--- Exercise input Enclosed Below ---

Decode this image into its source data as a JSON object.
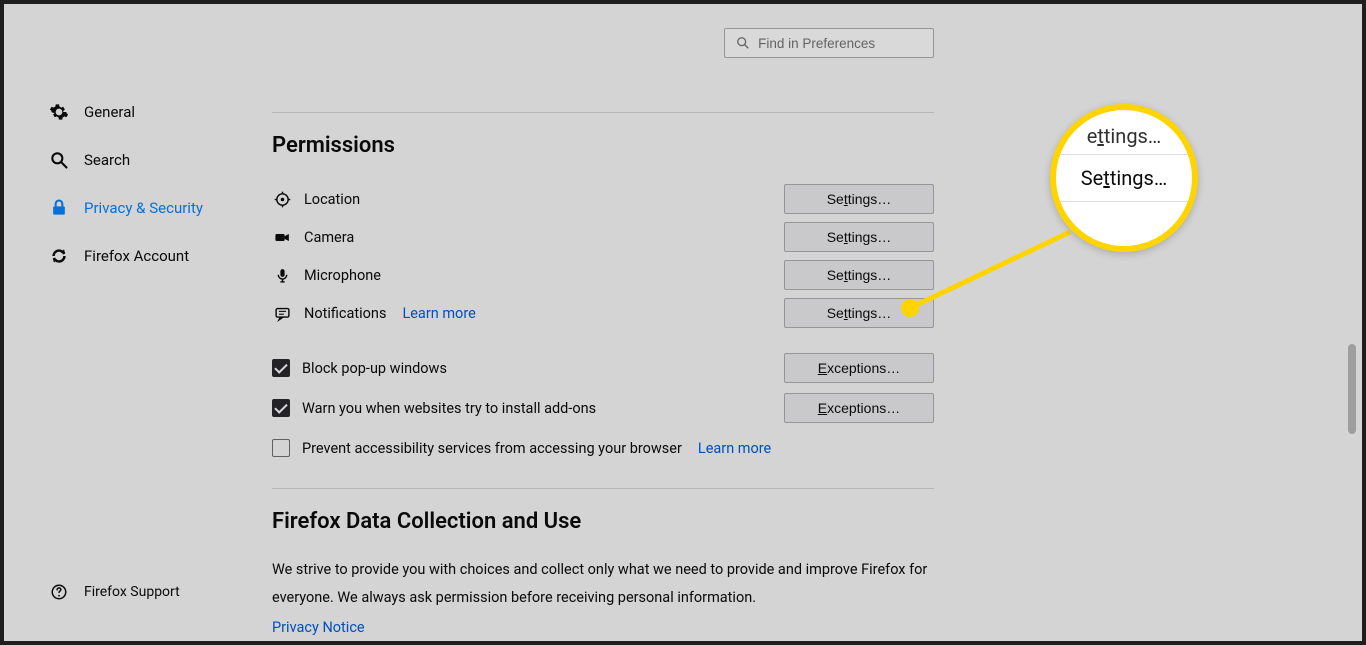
{
  "search": {
    "placeholder": "Find in Preferences"
  },
  "sidebar": {
    "items": [
      {
        "label": "General"
      },
      {
        "label": "Search"
      },
      {
        "label": "Privacy & Security"
      },
      {
        "label": "Firefox Account"
      }
    ],
    "support": "Firefox Support"
  },
  "permissions": {
    "title": "Permissions",
    "rows": [
      {
        "label": "Location",
        "button_pre": "Se",
        "button_u": "t",
        "button_post": "tings…"
      },
      {
        "label": "Camera",
        "button_pre": "Se",
        "button_u": "t",
        "button_post": "tings…"
      },
      {
        "label": "Microphone",
        "button_pre": "Se",
        "button_u": "t",
        "button_post": "tings…"
      },
      {
        "label": "Notifications",
        "learn": "Learn more",
        "button_pre": "Se",
        "button_u": "t",
        "button_post": "tings…"
      }
    ],
    "check_popups": {
      "pre": "",
      "u": "B",
      "post": "lock pop-up windows",
      "button_pre": "",
      "button_u": "E",
      "button_post": "xceptions…"
    },
    "check_addons": {
      "pre": "",
      "u": "W",
      "post": "arn you when websites try to install add-ons",
      "button_pre": "",
      "button_u": "E",
      "button_post": "xceptions…"
    },
    "check_a11y": {
      "pre": "Prevent ",
      "u": "a",
      "post": "ccessibility services from accessing your browser",
      "learn": "Learn more"
    }
  },
  "data_collection": {
    "title": "Firefox Data Collection and Use",
    "description": "We strive to provide you with choices and collect only what we need to provide and improve Firefox for everyone. We always ask permission before receiving personal information.",
    "privacy_notice": "Privacy Notice"
  },
  "callout": {
    "top_pre": "e",
    "top_u": "t",
    "top_post": "tings…",
    "main_pre": "Se",
    "main_u": "t",
    "main_post": "tings…"
  }
}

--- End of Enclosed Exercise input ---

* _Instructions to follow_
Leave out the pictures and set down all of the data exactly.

* _Result of this task_
Decode this image into its source data as a JSON object.
{
  "search": {
    "placeholder": "Find in Preferences"
  },
  "sidebar": {
    "items": [
      {
        "label": "General"
      },
      {
        "label": "Search"
      },
      {
        "label": "Privacy & Security"
      },
      {
        "label": "Firefox Account"
      }
    ],
    "support": "Firefox Support"
  },
  "permissions": {
    "title": "Permissions",
    "rows": [
      {
        "label": "Location",
        "button_pre": "Se",
        "button_u": "t",
        "button_post": "tings…"
      },
      {
        "label": "Camera",
        "button_pre": "Se",
        "button_u": "t",
        "button_post": "tings…"
      },
      {
        "label": "Microphone",
        "button_pre": "Se",
        "button_u": "t",
        "button_post": "tings…"
      },
      {
        "label": "Notifications",
        "learn": "Learn more",
        "button_pre": "Se",
        "button_u": "t",
        "button_post": "tings…"
      }
    ],
    "check_popups": {
      "pre": "",
      "u": "B",
      "post": "lock pop-up windows",
      "button_pre": "",
      "button_u": "E",
      "button_post": "xceptions…"
    },
    "check_addons": {
      "pre": "",
      "u": "W",
      "post": "arn you when websites try to install add-ons",
      "button_pre": "",
      "button_u": "E",
      "button_post": "xceptions…"
    },
    "check_a11y": {
      "pre": "Prevent ",
      "u": "a",
      "post": "ccessibility services from accessing your browser",
      "learn": "Learn more"
    }
  },
  "data_collection": {
    "title": "Firefox Data Collection and Use",
    "description": "We strive to provide you with choices and collect only what we need to provide and improve Firefox for everyone. We always ask permission before receiving personal information.",
    "privacy_notice": "Privacy Notice"
  },
  "callout": {
    "top_pre": "e",
    "top_u": "t",
    "top_post": "tings…",
    "main_pre": "Se",
    "main_u": "t",
    "main_post": "tings…"
  }
}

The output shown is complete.